Since I have been so worried about utilizing my time for things I feel I need to experience, despite the impending typhoon I took this weekend to get some goals accomplished. Friday morning before work I planned on meeting a fellow ESL teacher at the Maoking Gondola for a short hike up the mountain and take the famous scenic gondola route down. Like all good plans, it didn’t quite work out perfectly. Fighting through morning MRT traffic in Taipei put us an hour behind schedule and we did not have time to do the hike, but we did take the gondola up and down the mountain. It was about a 30 minute ride each way (for $50NT) and has a beautiful view of the Wenhu area and Taipei itself. On the way down we got a “crystal cabin”, one with a see through plexi-glass bottom, so you can really take in the views, this provided entertainment for a fun selfy photo shoot. Saturday we planned on going to the National History Museum in Taipei, canceling our preliminary plans for the beach and trading in for a museum day. We ended up going to Chiang Kai-Shek Memorial and staying longer than anticipated, so we missed the museum but got a good look at the memorial and the nearby 2-28 Peace Park. I never realized how little Eastern world history I knew before this weekend. Chiang Kai-Shek (A.K.A Jiang Jhongjeng) was a political leader in the mid 1900’s of the Chinese Nationalist Party. He once had a great amount of influence in the Chinese government until a rift occurred between the communist and nationalist parties. After suffering defeat by the communists in the Chinese civil war (after/during WWII) he fled to Taiwan where he ruled for around 30 years, still determined to take back the power he once held in the Chinese government from Taiwan. From my understanding he was never able to hold China in his power again as he once had and settled on ruling Taiwan. His government set up the basis for the democracy Taiwan has today. All this has been pieced together by the little amount of information I could find in English and what I have been told so forgive me if it isn’t 100% historically accurate.

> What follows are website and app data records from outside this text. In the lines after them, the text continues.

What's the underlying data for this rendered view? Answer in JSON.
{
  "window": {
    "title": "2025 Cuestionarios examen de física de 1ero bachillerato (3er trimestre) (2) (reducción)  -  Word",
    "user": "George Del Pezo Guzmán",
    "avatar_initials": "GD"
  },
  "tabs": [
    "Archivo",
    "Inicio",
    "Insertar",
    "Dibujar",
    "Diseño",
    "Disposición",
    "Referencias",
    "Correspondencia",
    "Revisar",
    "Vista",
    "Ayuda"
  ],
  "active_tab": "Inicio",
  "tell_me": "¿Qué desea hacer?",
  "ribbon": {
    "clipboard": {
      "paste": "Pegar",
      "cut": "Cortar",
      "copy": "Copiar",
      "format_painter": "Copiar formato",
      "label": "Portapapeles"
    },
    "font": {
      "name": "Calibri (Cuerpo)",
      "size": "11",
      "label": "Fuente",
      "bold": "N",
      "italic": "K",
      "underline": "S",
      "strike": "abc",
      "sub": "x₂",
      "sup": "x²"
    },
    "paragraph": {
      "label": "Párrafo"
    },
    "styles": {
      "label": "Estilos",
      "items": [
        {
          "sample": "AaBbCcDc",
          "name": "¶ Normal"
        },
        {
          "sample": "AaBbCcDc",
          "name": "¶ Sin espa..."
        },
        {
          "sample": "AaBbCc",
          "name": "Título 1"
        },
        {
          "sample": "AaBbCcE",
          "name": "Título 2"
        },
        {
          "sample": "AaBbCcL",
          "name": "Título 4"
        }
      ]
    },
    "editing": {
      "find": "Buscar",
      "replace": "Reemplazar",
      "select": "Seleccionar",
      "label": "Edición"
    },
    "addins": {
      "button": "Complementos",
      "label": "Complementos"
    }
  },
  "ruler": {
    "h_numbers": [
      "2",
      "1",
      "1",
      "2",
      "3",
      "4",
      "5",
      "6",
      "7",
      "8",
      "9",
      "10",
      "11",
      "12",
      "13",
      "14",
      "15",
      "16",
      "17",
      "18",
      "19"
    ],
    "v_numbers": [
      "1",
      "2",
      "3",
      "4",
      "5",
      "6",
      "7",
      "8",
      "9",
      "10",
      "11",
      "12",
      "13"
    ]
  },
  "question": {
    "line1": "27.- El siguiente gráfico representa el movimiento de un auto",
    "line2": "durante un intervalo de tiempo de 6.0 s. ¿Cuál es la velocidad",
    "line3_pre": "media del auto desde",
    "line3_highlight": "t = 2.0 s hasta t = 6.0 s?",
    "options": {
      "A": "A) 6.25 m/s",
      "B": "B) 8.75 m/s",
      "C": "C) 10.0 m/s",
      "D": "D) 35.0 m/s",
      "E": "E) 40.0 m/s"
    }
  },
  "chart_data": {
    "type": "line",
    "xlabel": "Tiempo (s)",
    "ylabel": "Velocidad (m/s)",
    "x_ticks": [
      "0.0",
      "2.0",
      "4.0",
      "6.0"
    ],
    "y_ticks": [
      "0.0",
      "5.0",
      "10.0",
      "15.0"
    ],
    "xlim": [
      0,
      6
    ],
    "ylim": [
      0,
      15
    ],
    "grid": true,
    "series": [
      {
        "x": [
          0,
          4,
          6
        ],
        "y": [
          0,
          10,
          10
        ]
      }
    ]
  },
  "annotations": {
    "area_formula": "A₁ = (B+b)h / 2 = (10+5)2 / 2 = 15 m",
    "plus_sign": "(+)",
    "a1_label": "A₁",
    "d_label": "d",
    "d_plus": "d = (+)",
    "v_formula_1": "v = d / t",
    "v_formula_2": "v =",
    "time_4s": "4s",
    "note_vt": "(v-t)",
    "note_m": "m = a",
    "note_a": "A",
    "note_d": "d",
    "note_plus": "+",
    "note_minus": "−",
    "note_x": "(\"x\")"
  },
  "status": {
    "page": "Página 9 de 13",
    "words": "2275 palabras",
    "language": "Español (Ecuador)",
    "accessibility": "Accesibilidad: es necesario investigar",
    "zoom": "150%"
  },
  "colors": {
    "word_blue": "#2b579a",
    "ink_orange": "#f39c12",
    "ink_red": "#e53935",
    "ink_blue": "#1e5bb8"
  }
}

Sunday we were duped by the typhoon into having another museum day. We went to the National Palace Museum. We only spent a few hours, but a week could easily be spent looking at all the different exhibits. The National Palace Museum is famous partially because of it’s history and partially because of the collections themselves. 600,000 artifacts were moved from mainland China to Taiwan in 1949 during the civil war for fear of destruction by either party. The museum officially opened in 1965 and today has over 690,000 pieces. It is known as a great spot for tourists interested in Chinese history and locals because it is impossible to see everything in one visit, and even if you think you have seen it all after a few more, they constantly change the exhibits because of the vast amount of objects that they have. They have watercolors from the 15th through 19th centuries, a room full of snuff boxes, well over 100, from when the European missionaries brought over the practice of snuff and it became popular around the 19th century. They could have dedicated an entire floor to the jade jewelry and bi-disks, they ranged from the 9th and 10th centuries to 2000 to 7000 or so B.C.E, some quartz was also featured along with the jade. I was proud of myself because jade is one of the few characters in Mandarin I actually recognize 玉, it was regarded so highly that the character meaning king, or emperor is nearly the same 王.
My favorite part of the museum was the bronze collection, dating back as far as 1600 BCE. The collection consisted mostly of food and wine vessels, and my of course daggers and battle axes. I was transfixed trying to fathom how much time has passed between the creation of most of those objects and now. I still cannot wrap my mind around how old they are. Try to imagine the life of a wine vessel from the hands of a Shang Dynastly ruler (around 1600 BC) to sitting in the National Palace Museum in 2013….
So though things seem as if they are going slowly, I know in my heart that anything is better than just standing still because even though Valar Morghulis, first all men must live.